Hyundai launched the first vehicle in its new all-electric Ioniq brand back in February, the almost-true-to-concept Ioniq 5 hatchback. And now the company has partnered with autonomous vehicle company Motional to put the shapely EV to work as a robotaxi.

The Ioniq 5 is based on Hyundai’s Electric-Global Modular Platform, with its 118-in (3,000-mm) wheelbase making for a relatively large cabin so that occupants can stretch out and enjoy the journey. The vehicle comes in several battery and motor configurations, and it’s not clear which setup will be used for the robotaxi variant at this stage.

A relatively long wheelbase makes for a roomy passenger experience inside

A relatively long wheelbase makes for a roomy passenger experience inside

Hyundai

But, by way of an example, the vehicle could run on a 72.6-kWh long-range battery pack for a per-charge WLTP range of up to 298-miles (480-km), and roll with a single-motor RWD option that puts out 258 lb-ft (350 Nm) of torque and zips from standstill to 62 mph (100 km/h) in 7.4 seconds.

Not that such things will be important to ride-hailing passengers, who are promised “a spacious, comfortable place to work, relax, or socialize during their driverless ride.” And should customers wish to amend the route along the way, or make additional stops, the vehicle will be equipped with rider-focused interfaces to allow for communication with onboard navigation systems.

The Ioniq 5 electric hatchback is being fitted out with a suite of more than 30 sensors to aid its Level 4 autonomy

The Ioniq 5 electric hatchback is being fitted out with a suite of more than 30 sensors to aid its Level 4 autonomy

Hyundai

The partnership is looking to make the Ioniq 5 robotaxi a Level 4 autonomous vehicle, which will use its suite of more than 30 sensors mounted around the vehicle to navigate without the need for a safety driver behind the steering wheel. This sensor suite of cameras, radars and LiDAR will monitor the world around the vehicle at up to 300 m (984 ft) away, and feed data into Motional’s driverless technology suite.

Numerous redundancies are being built into the setup to ensure smooth operation and passenger safety during autonomous driving, though Motional technicians will be able to remotely take control should the vehicle get into trouble.

Zero tailpipe emissions and Level 4 autonomy in one ride-hailing package

Zero tailpipe emissions and Level 4 autonomy in one ride-hailing package

Hyundai

The robotaxi is expected to undergo many months of rigorous testing in simulated environments, on closed courses, and on public roads, before accepting it’s first passenger, with Motional saying that the “testing is only completed once we’re confident our robotaxis are safer than a human driver.”

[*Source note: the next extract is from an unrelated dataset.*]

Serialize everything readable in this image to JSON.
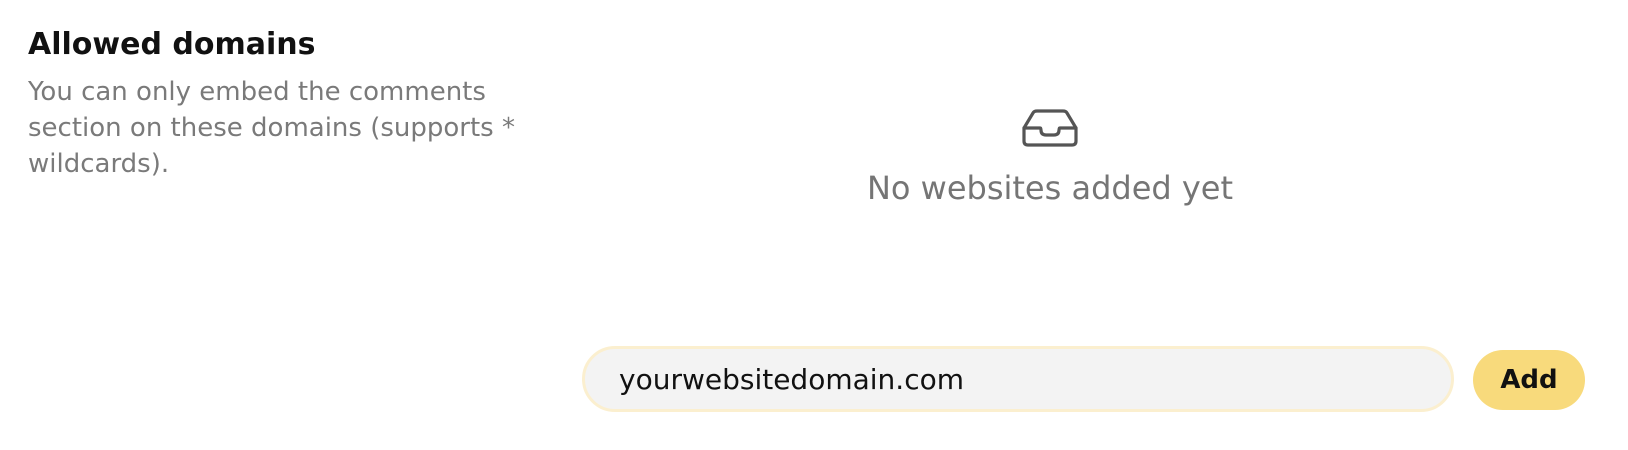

Motional has teamed up with ride-hailing service Lyft, and will begin ferrying passengers in Ioniq 5 robotaxis from 2023 across major US cities. But before then, the vehicle will make its public debut at the IAA Mobility in Munich expo, which runs from September 7-12.

Source: Hyundai